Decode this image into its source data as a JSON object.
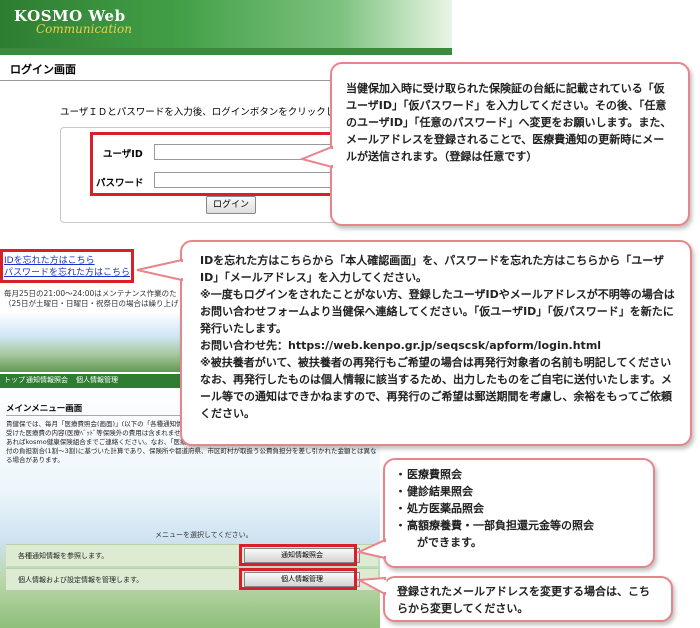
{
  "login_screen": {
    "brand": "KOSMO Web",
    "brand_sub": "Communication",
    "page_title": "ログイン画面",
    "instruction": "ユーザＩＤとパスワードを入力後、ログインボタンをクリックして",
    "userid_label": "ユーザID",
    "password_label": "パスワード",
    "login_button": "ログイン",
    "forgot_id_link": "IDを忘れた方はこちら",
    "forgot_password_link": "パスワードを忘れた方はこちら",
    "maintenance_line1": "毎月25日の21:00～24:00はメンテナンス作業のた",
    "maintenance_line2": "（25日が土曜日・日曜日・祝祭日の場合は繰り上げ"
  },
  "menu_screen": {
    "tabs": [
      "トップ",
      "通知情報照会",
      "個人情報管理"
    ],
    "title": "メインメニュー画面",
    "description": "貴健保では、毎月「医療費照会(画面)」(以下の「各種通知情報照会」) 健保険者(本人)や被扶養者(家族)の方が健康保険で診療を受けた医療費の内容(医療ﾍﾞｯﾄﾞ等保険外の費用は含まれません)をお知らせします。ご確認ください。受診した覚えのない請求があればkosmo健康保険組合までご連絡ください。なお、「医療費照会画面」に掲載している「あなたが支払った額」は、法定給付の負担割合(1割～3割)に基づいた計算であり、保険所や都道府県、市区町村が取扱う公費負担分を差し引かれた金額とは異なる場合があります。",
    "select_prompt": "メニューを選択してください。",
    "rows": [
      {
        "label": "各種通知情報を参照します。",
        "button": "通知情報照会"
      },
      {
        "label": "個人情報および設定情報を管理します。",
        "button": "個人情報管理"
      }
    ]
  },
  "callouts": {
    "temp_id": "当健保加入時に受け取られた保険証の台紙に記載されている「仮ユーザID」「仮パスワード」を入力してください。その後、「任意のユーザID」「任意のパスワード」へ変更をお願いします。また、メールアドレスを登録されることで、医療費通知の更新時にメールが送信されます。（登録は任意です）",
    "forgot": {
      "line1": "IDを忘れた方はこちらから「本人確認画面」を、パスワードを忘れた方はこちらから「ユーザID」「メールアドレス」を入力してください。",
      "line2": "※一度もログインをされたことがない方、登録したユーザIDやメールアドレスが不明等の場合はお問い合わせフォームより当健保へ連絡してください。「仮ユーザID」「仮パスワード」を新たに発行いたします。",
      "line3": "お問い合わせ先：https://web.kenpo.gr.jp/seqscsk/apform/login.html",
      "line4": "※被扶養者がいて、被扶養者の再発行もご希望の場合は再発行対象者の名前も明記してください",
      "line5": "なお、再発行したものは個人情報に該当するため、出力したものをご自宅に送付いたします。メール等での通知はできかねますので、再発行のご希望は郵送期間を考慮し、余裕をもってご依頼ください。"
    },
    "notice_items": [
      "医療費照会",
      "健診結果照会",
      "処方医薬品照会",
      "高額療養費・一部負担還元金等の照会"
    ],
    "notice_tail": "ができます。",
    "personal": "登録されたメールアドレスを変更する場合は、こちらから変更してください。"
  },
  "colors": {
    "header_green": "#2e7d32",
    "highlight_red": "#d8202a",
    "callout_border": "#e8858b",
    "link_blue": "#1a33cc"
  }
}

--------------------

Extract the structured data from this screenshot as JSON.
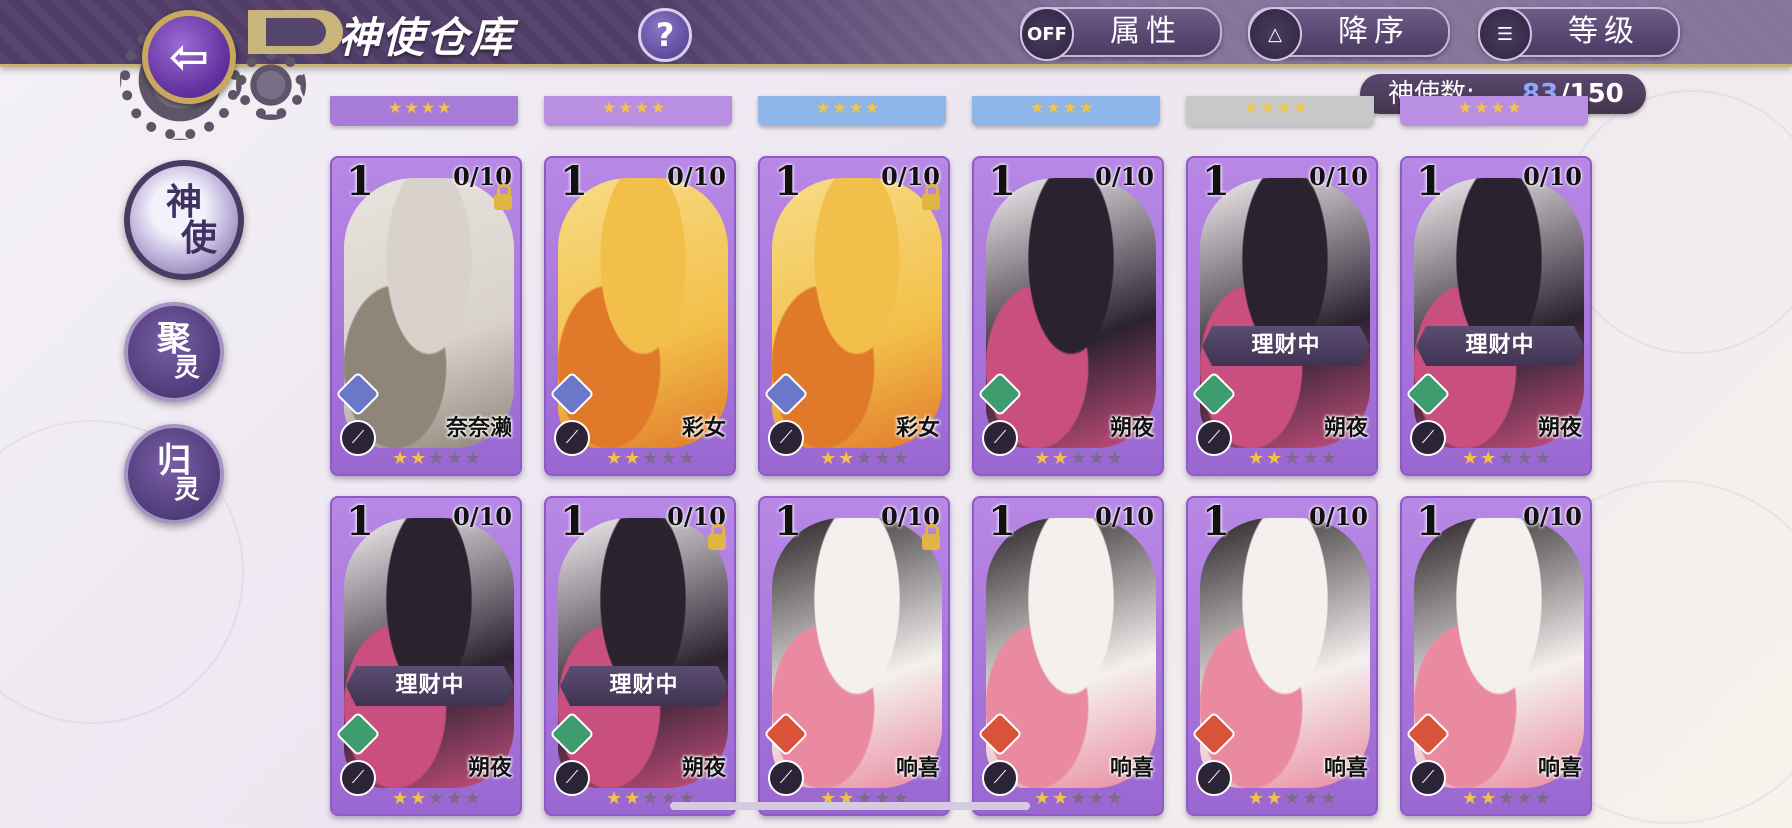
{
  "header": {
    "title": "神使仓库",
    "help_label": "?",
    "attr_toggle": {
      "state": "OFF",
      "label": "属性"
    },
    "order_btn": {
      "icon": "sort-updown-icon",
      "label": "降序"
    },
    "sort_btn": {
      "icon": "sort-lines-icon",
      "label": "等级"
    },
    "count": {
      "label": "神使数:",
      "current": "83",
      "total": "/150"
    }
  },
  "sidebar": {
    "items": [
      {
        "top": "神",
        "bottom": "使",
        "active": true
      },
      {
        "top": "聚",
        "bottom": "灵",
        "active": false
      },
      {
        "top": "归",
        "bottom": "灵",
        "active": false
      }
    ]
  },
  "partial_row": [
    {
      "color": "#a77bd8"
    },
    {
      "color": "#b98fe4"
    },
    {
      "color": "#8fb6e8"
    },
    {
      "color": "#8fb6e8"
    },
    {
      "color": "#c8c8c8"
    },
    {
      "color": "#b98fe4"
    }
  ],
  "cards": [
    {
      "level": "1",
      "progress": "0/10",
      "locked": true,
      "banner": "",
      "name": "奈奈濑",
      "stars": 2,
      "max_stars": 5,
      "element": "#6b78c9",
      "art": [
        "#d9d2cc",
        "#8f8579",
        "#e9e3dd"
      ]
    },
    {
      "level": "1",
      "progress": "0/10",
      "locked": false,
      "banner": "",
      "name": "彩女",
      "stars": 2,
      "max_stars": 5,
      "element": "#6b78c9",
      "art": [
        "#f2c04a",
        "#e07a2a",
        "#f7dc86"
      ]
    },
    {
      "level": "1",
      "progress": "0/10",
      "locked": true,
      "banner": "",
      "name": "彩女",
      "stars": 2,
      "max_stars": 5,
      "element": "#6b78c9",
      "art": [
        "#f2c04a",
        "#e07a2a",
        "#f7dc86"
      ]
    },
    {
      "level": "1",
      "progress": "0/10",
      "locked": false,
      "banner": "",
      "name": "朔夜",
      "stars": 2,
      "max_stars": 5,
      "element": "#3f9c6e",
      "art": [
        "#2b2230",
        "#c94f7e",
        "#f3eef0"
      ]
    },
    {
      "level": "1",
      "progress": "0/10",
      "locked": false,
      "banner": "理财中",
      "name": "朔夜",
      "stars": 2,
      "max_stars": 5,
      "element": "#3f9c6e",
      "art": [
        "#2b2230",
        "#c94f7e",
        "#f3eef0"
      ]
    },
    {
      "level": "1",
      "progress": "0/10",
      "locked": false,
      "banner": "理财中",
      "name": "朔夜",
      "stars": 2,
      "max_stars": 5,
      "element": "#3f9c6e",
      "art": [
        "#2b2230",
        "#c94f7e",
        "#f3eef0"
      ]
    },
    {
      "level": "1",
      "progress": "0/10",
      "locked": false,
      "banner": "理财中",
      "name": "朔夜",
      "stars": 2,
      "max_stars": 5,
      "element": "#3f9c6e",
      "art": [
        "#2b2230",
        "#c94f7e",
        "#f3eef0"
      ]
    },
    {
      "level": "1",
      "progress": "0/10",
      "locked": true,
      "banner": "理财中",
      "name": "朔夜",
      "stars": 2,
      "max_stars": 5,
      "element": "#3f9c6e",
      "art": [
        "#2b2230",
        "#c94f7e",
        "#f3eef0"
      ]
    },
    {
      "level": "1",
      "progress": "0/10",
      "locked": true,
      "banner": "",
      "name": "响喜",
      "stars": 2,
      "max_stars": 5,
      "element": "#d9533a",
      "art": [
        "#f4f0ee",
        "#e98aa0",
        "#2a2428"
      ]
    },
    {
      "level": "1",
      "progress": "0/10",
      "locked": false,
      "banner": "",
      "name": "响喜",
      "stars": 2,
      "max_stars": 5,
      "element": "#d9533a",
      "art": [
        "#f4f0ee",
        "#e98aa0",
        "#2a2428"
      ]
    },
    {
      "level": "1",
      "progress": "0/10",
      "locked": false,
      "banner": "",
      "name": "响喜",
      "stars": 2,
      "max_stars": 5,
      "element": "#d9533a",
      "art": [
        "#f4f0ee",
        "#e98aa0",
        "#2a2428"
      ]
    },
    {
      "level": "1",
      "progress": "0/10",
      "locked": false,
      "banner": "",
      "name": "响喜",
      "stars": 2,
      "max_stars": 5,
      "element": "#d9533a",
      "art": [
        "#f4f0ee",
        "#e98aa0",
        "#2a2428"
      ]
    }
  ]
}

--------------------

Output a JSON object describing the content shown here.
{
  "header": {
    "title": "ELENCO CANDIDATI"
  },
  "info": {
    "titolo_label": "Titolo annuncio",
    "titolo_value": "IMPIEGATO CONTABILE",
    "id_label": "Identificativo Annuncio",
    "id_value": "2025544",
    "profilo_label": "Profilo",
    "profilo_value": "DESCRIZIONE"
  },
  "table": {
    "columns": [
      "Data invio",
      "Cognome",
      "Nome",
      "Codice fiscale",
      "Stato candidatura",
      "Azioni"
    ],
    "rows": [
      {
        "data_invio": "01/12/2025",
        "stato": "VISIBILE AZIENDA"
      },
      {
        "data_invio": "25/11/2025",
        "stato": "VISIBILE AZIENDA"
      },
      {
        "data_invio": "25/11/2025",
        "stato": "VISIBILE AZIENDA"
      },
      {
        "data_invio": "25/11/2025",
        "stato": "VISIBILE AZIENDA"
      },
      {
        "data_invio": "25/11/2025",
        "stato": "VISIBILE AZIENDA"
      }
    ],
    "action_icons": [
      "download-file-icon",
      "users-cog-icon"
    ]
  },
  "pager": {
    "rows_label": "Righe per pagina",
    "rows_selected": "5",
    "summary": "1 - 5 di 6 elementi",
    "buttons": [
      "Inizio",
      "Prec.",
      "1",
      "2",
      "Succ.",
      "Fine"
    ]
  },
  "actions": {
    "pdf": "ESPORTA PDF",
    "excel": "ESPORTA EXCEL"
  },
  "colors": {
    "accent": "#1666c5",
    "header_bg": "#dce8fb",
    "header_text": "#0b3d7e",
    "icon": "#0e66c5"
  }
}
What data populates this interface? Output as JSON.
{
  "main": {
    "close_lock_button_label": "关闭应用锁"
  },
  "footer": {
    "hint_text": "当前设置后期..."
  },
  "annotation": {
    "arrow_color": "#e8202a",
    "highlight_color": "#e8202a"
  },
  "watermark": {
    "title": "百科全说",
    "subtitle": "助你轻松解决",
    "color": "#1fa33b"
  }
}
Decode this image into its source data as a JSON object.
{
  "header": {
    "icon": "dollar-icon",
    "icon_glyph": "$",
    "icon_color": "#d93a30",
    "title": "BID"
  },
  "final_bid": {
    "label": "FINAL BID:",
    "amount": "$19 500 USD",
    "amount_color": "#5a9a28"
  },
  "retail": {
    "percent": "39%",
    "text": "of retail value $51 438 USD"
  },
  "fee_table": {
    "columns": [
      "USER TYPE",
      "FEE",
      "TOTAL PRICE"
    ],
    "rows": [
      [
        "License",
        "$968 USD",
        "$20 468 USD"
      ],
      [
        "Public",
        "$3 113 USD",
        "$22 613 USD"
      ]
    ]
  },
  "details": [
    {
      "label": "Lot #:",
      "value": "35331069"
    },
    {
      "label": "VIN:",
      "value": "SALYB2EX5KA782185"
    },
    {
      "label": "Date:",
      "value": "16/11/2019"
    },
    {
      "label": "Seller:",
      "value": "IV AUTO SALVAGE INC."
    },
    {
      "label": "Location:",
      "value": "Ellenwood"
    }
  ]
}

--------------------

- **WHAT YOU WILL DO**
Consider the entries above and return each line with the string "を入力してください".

- **TASK RESPONSE**
    "temp_id": "当健保加入時に受け取られた保険証の台紙に記載されている「仮ユーザID」「仮パスワード」を入力してください。その後、「任意のユーザID」「任意のパスワード」へ変更をお願いします。また、メールアドレスを登録されることで、医療費通知の更新時にメールが送信されます。（登録は任意です）",
      "line1": "IDを忘れた方はこちらから「本人確認画面」を、パスワードを忘れた方はこちらから「ユーザID」「メールアドレス」を入力してください。",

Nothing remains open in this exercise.